[SUPPLIED ENTRIES]
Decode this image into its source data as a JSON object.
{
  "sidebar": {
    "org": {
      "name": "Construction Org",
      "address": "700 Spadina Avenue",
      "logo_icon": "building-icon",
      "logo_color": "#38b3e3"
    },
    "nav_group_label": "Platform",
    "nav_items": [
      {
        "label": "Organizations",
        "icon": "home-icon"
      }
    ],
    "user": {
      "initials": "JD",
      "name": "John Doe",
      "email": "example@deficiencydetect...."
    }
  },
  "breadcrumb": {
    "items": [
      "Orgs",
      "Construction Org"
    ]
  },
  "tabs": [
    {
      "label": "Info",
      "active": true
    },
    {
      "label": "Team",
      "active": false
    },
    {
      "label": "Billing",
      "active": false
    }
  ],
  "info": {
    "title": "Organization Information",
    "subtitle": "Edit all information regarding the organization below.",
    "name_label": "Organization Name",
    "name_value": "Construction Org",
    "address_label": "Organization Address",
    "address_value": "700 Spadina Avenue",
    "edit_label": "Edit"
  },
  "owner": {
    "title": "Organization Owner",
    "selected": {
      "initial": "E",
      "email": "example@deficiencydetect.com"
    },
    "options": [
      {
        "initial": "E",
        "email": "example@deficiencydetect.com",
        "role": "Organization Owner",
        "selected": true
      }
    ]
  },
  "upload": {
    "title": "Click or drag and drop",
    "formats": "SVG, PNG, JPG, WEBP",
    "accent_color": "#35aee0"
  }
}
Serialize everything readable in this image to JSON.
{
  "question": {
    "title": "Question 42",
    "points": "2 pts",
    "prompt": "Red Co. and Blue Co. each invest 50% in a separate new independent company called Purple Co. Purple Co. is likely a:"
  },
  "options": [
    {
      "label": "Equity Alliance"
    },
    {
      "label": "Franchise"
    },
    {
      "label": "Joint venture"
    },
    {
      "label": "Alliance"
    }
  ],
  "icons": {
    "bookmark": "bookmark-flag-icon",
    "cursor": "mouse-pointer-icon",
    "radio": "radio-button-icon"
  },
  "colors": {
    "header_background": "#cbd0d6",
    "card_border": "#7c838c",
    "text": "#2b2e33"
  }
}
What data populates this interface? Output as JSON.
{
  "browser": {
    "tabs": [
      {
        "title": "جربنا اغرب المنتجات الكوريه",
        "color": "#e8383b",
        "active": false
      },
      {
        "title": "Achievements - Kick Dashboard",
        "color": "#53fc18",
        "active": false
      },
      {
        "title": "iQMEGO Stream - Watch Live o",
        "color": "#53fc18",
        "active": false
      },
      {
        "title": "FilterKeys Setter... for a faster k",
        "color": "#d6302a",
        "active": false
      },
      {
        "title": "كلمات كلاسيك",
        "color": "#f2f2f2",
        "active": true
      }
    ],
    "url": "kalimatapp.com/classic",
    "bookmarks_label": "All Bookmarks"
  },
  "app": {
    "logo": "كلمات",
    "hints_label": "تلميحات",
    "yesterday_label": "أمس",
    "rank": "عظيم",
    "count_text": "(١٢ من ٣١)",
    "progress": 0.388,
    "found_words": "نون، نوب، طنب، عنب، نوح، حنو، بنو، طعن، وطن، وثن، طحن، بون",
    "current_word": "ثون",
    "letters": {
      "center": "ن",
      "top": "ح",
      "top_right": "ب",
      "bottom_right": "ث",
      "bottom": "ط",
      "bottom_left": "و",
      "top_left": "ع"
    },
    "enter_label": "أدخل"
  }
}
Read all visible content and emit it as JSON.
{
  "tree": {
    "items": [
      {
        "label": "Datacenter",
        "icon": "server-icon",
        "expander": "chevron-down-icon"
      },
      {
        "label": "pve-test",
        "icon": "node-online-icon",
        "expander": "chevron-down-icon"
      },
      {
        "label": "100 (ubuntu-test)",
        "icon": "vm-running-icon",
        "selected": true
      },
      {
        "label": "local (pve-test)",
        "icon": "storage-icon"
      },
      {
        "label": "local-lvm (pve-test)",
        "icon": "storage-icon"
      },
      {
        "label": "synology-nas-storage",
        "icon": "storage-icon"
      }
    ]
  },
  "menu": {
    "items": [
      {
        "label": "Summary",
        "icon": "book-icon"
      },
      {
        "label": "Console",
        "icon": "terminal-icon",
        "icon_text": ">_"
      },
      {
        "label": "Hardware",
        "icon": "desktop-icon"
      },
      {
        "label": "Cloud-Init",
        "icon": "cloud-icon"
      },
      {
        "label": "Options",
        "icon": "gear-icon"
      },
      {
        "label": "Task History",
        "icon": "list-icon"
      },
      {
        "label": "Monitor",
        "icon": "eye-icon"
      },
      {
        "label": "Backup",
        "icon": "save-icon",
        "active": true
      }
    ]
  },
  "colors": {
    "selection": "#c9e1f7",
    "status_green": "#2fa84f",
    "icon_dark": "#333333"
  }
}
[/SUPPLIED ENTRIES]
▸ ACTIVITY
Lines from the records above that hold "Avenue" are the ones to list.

▸ PROBLEM SOLUTION
      "address": "700 Spadina Avenue",
    "address_value": "700 Spadina Avenue",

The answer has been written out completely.